The trigeminal nerve (V: anatomical reminder), the V divided into 3 territories V1, V2 and V3.
- It is most often a woman over 50, frequent around 70 years.
- The pain is systematized in 1 territory of the nerve: 10% V1, 20% V3, 40% V3 and 30% several branches.
- The pain is violent with a stupefaction of the patient, it has a dazzling character with electric shocks, flashes and sensation of stings.
- The pain is accompanied by muscular spasms of the painful hemiface (Trousseau’s tic).
- Sometimes neurovegetative signs appear on the affected side with redness and tearing (rare).
- The pain occurs in bursts lasting 1 minute and those up to ten times a day.
- There is sometimes a trigger zone that triggers crises, chewing, laughing, a touch of the wing of the nose can trigger a crisis.
- The painful period lasts from 4 to 6 weeks then a remission phase of several weeks to several months is possible.
- The evolution can be done by an increase in the number of seizures with a transition to a possible chronic form.
- The good efficacy of the treatment with carbamazepine is in favor of the essential nature of the neuralgia.
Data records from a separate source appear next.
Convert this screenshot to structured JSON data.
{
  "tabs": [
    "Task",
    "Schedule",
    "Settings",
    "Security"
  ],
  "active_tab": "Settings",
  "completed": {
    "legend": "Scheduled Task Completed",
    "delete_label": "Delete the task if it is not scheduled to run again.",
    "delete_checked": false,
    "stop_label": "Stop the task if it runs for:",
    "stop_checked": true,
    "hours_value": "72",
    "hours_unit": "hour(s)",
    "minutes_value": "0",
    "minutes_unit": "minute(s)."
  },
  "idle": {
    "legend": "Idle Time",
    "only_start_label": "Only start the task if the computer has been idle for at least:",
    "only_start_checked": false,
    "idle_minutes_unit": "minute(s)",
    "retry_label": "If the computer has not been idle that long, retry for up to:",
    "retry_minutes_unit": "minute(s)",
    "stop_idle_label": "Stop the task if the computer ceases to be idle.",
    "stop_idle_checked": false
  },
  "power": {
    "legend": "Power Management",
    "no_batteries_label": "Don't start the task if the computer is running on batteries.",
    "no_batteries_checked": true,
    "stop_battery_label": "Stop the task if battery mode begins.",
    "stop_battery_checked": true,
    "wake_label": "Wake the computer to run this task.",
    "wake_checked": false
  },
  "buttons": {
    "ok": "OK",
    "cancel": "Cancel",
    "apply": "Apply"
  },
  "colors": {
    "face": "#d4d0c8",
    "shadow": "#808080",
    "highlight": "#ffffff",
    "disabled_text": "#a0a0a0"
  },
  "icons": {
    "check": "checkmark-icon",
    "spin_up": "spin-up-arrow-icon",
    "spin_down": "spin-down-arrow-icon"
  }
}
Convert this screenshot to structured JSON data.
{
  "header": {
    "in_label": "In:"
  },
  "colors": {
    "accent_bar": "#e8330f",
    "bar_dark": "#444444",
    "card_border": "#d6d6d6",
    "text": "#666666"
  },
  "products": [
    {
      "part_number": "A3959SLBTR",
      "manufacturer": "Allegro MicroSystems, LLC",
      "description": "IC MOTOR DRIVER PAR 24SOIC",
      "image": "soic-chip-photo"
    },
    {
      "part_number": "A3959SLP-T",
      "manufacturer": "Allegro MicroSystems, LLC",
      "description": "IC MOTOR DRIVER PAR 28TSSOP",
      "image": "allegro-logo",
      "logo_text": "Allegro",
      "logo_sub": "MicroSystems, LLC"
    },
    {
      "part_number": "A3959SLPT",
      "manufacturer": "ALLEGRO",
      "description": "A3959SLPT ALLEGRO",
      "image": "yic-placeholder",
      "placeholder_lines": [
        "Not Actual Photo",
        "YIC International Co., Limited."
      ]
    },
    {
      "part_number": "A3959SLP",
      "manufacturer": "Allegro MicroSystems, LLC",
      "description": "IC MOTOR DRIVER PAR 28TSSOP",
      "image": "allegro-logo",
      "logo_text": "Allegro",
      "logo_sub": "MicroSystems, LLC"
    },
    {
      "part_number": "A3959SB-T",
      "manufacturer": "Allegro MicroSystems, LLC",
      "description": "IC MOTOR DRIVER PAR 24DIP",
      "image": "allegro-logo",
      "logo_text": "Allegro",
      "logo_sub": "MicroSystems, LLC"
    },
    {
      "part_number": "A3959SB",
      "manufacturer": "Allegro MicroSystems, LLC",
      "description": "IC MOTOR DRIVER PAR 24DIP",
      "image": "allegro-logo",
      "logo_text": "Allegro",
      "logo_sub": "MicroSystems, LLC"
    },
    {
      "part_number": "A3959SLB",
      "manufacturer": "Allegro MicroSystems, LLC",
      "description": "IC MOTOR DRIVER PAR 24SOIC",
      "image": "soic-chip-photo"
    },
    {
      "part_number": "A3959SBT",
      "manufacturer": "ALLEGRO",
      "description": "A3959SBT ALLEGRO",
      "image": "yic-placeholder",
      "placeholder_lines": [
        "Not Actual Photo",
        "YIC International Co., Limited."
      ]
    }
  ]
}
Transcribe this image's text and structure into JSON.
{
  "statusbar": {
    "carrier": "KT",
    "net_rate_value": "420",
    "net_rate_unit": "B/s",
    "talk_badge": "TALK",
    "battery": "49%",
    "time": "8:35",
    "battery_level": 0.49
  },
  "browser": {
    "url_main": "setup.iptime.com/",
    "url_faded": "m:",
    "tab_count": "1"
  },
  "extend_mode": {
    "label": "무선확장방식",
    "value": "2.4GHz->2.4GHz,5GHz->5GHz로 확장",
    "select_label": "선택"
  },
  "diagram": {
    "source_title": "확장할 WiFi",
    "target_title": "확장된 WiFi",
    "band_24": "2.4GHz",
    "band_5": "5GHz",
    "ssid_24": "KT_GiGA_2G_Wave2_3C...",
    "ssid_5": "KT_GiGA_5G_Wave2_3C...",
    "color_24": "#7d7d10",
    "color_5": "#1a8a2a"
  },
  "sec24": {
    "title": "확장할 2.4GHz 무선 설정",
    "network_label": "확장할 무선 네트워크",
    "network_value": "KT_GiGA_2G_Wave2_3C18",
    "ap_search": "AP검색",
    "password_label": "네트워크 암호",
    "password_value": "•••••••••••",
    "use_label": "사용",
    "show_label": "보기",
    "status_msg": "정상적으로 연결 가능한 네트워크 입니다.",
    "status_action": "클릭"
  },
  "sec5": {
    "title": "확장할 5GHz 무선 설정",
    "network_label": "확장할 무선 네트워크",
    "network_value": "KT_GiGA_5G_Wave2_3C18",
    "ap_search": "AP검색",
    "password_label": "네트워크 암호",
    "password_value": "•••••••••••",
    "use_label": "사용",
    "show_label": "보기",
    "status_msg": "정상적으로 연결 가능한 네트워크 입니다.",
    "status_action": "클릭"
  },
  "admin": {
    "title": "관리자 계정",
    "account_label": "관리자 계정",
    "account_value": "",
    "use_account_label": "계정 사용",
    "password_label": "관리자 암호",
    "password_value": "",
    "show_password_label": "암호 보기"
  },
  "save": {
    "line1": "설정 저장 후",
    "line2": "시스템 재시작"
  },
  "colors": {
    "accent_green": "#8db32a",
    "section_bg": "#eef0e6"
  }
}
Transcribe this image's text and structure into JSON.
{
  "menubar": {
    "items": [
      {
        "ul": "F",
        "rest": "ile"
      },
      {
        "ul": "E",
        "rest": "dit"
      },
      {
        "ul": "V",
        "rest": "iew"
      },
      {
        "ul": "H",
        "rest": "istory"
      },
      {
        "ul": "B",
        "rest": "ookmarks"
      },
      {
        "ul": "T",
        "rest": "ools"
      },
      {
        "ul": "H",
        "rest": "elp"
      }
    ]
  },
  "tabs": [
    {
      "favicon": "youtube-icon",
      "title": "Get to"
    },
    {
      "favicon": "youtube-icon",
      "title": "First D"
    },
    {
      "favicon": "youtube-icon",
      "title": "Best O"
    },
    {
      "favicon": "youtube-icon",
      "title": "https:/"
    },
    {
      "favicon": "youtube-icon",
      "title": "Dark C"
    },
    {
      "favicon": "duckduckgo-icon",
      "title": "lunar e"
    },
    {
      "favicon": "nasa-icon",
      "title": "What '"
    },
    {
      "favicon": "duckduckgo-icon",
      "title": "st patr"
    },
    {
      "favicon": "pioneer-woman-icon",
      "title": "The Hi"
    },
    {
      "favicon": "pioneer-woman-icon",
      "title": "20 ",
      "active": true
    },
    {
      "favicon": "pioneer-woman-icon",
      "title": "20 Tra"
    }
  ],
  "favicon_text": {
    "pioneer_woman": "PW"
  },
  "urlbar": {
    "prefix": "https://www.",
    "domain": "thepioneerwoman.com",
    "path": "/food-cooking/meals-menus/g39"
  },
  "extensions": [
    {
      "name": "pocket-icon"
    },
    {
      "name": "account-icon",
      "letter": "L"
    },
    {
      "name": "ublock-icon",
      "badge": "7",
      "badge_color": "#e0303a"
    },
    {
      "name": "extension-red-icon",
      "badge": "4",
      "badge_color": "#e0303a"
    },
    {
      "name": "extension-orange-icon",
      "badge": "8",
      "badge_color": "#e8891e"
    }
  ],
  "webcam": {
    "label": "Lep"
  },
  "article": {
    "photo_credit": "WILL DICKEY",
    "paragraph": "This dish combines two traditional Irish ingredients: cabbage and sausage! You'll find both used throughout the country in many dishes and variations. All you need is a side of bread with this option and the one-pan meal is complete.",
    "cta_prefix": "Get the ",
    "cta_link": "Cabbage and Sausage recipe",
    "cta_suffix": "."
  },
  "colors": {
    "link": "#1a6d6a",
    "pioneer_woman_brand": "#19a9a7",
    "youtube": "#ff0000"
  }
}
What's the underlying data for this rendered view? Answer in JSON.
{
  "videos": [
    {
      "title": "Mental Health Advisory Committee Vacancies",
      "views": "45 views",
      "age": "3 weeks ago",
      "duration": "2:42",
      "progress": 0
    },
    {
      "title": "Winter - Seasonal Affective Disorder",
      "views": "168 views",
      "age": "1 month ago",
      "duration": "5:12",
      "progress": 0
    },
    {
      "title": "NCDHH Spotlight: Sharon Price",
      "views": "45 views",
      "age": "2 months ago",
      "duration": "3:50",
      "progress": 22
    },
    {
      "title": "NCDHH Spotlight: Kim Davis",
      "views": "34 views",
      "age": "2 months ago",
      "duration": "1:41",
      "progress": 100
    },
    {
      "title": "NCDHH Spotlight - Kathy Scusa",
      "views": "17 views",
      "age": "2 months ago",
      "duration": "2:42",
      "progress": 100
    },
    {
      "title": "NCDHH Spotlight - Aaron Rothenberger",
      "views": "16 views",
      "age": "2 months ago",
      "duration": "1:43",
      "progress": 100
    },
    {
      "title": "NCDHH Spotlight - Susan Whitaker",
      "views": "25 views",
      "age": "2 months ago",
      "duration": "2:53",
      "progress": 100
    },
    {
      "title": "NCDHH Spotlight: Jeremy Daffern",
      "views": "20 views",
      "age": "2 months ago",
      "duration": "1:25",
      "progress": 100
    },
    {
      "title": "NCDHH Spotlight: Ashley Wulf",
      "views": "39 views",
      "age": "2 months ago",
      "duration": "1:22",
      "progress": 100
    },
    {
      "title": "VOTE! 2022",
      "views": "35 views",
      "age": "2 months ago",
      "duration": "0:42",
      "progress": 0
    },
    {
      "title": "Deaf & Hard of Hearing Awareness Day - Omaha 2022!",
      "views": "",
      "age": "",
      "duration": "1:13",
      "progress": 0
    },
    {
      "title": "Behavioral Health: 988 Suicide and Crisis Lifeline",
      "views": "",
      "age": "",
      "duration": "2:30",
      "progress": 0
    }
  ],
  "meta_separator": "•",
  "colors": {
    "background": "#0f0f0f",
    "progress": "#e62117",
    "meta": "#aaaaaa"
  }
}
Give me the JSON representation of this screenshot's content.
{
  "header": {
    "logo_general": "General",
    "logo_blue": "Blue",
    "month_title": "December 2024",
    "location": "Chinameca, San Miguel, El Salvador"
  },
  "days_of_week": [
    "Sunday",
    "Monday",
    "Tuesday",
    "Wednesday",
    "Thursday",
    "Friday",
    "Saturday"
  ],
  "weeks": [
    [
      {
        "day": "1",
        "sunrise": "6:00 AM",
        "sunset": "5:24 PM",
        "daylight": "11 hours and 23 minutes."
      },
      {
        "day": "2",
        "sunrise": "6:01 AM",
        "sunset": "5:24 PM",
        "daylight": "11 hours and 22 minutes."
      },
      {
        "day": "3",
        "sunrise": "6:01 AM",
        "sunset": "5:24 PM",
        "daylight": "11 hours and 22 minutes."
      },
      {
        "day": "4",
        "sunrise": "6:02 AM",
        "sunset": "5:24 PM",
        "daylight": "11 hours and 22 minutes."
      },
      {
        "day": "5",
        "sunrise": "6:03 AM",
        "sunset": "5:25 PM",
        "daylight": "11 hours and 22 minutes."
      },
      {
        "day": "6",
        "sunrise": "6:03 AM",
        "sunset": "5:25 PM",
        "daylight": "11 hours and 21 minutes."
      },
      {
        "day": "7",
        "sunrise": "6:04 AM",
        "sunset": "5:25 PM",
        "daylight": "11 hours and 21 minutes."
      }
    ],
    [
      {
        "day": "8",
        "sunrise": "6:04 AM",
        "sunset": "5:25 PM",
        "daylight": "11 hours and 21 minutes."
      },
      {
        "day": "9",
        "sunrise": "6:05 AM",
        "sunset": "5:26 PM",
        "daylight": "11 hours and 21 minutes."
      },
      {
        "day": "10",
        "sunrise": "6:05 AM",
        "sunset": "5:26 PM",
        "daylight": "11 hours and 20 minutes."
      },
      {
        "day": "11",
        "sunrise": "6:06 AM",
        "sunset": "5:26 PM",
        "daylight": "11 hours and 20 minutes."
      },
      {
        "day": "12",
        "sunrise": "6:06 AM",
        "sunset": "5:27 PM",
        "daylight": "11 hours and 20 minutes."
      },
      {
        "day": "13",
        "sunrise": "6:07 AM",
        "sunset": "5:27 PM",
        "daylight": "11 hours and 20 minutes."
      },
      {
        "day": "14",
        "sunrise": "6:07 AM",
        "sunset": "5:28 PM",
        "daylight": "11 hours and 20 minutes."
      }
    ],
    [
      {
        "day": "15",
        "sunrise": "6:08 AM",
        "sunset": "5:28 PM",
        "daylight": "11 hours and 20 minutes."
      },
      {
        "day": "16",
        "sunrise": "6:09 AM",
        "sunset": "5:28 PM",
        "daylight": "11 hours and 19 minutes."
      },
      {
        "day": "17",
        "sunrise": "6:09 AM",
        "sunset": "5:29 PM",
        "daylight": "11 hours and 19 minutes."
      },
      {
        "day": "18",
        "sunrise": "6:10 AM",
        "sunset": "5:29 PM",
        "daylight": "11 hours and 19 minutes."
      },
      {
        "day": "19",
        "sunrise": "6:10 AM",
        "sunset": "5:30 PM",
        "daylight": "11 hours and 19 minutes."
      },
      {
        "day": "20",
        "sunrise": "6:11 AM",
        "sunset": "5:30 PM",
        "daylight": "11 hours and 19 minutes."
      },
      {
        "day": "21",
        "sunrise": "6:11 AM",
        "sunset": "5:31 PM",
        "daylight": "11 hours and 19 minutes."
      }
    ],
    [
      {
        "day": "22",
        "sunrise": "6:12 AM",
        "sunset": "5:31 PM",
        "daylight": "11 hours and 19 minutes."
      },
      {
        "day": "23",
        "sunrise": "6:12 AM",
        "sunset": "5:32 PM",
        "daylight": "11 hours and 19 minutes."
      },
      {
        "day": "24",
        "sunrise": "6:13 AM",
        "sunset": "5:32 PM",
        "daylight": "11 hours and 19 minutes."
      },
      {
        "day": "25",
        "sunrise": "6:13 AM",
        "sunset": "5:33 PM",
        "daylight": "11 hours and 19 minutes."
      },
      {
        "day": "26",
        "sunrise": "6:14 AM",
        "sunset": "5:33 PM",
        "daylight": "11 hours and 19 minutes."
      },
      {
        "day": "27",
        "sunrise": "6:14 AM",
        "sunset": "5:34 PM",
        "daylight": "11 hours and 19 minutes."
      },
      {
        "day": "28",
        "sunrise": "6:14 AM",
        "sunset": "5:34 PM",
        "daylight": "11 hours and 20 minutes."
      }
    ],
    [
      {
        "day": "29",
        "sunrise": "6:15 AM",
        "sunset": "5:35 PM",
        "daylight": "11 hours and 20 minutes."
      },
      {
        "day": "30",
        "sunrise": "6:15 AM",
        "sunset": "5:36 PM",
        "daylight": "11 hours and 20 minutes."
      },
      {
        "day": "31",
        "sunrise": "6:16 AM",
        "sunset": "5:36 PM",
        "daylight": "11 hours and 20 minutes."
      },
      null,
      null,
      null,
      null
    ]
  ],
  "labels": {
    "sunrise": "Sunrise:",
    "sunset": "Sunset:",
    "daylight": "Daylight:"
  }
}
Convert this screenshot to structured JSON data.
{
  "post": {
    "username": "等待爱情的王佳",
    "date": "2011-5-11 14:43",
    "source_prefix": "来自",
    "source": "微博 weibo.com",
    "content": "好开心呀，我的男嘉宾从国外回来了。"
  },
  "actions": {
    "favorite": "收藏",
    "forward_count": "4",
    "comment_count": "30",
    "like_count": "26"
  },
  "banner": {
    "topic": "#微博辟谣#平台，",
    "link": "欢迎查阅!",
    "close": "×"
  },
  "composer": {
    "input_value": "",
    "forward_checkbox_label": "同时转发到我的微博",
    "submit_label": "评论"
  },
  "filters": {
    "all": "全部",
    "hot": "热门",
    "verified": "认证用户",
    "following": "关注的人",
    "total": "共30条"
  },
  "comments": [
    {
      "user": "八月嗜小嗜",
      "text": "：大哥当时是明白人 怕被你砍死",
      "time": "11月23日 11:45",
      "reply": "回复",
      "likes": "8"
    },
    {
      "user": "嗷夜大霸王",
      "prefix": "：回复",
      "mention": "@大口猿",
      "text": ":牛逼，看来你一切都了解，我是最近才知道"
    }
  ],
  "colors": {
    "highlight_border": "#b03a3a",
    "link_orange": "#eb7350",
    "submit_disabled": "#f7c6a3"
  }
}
- An evolution towards a permanent painful background with burning, hypoesthesia and a decrease in sensitivity to treatment with Carbamazepine is possible. She signs nerve demyelination.
It is medical, and is based on antiepileptics in particular carbamazepine at a dose of 600 mg to 1800 mg introduced gradually.
In the event of intolerance to this treatment, other antiepileptics can be used, such as gabapentin (800 to 3600 mg at progressively increasing doses), oxcarbazepine (600 to 1200 mg). In case of failure Lamotrigine can be tried but difficult to handle. Some centers also use Baclofen (60 to 80 mg per day), as an adjuvant treatment to Tegretol and/or Trileptal, which would allow better treatment efficacy.
In the event of ineffectiveness (or failure) of medical treatment, thermolysis of the Gasserian ganglion or surgical decompression can be proposed.
Thermolysis of the Gasserian ganglion is done percutaneously and is therefore less cumbersome than surgery. On the other hand, sequelae such as hypo or anesthesia of the face are relatively frequent. A technique by compression of the lymph nodes by a balloon gives fewer sequelae but painful recurrences are more frequent.
The surgery consists of lifting the compression of the nerve by a loop of the superior cerebellar artery by interposing a Teflon plate between the nerve and the artery.
Please note that there are symptomatic forms:
To look for in young subjects (multiple sclerosis, brain tumors, shingles), do a cerebral MRI.
The rule is the absence of sensitivity disorders, otherwise a check-up in search of another pathology (Brain MRI) is necessary.
Similarly, if several areas are immediately affected, a cerebral MRI should be requested.
Other causes of symptomatic neuralgia are:
- Wallenberg syndrome.
- Cerebellopontine angle tumours.
- Neuromas or meningiomas close to Gasser’s ganglion.
- Facial trauma
- A surgery of the face injuring the nerve.
- Radiation therapy.
Treatment of symptomatic forms includes treatment of the cause, whether or not associated with antiepileptic treatment.
Do not neglect the peripheral care which can increase the sensitization of the trigeminal nerve (dental problem, disorders of the dental articulation, etc…).